One way to better engage your employees in today’s economic climate

In this depressed economy many training departments find themselves forced to deliver results with fewer and fewer resources.  There’s a risk of entering into a downward spiral that should be avoided by learning and organizational development leaders.  At the same time that training and development budgets are shrinking, employee disengagement is growing, dissatisfaction is brewing, and a growing number of employee surveys are reporting that employees are planning to leave their current jobs; this turnover will lead to even fewer resources to do the job necessary for the organization to succeed.  Many organizations are at risk of being left with unengaged employees who reluctantly stay for lack of a more vigorous job market.

“84% of staff are more committed to employers who invest in their training and development.”

-Hays Workplace Series survey

How can your organization avoid this downward spiral and engage its employees in today’s economic climate?

Training, Development and Engagement.

People want to learn and they want to succeed.  They also, as adult learners, want to control their learning experiences and they want them to be relevant to their career goals and aspirations.  They want their learning to lead them to new successes.

Empower your people so that they stay and remain engaged.  Provide them with informal development opportunities they need whenever they need them to perform, wherever they may be, and on whatever device they want to consume them.  That’s the new WWW!  Put the employee in the driver’s seat and get out of their way.

Today’s social technologies provide the means to accomplish this. Integrating an enterprise social network into your organization and combining it with an LMS gives you the power to deliver training, provide development and coaching resources, and engage with and enable your people to engage with each other.

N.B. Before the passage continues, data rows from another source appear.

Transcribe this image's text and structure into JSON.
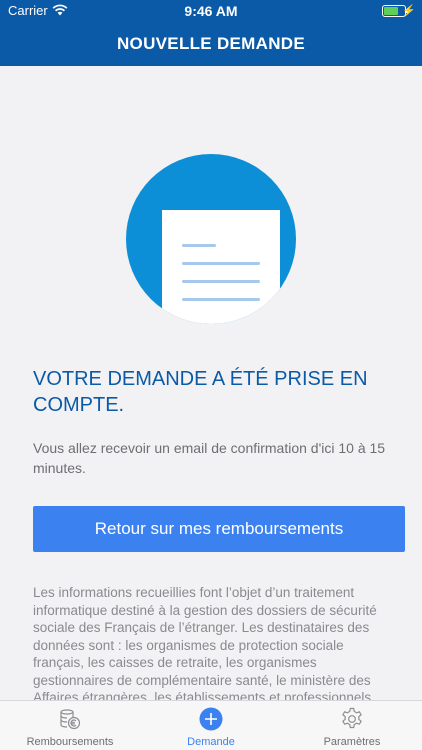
{
  "status_bar": {
    "carrier": "Carrier",
    "time": "9:46 AM"
  },
  "nav": {
    "title": "NOUVELLE DEMANDE"
  },
  "confirmation": {
    "title": "VOTRE DEMANDE A ÉTÉ PRISE EN COMPTE.",
    "message": "Vous allez recevoir un email de confirmation d'ici 10 à 15 minutes."
  },
  "actions": {
    "back_label": "Retour sur mes remboursements"
  },
  "legal": {
    "text": "Les informations recueillies font l’objet d’un traitement informatique destiné à la gestion des dossiers de sécurité sociale des Français de l’étranger. Les destinataires des données sont : les organismes de protection sociale français, les caisses de retraite, les organismes gestionnaires de complémentaire santé, le ministère des Affaires étrangères, les établissements et professionnels"
  },
  "tabbar": {
    "items": [
      {
        "label": "Remboursements",
        "icon": "coins-euro-icon",
        "active": false
      },
      {
        "label": "Demande",
        "icon": "plus-circle-icon",
        "active": true
      },
      {
        "label": "Paramètres",
        "icon": "gear-icon",
        "active": false
      }
    ]
  },
  "colors": {
    "header": "#0a5aa8",
    "accent": "#3b82f0",
    "hero_circle": "#0d8fd8",
    "title": "#0a5aa8"
  }
}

Karen O’Leonard in her blog “Corporate Spending on Social Learning” did some analysis on the trends in spending on enterprise social networks.  She found that “Although spending is fairly low today, we expect these figures to grow considerably in the coming years as companies focus on building their internal learning capabilities.” It’s not a question of if your organization will integrate this new WWW technology; it’s a question of how you can do so before your competition.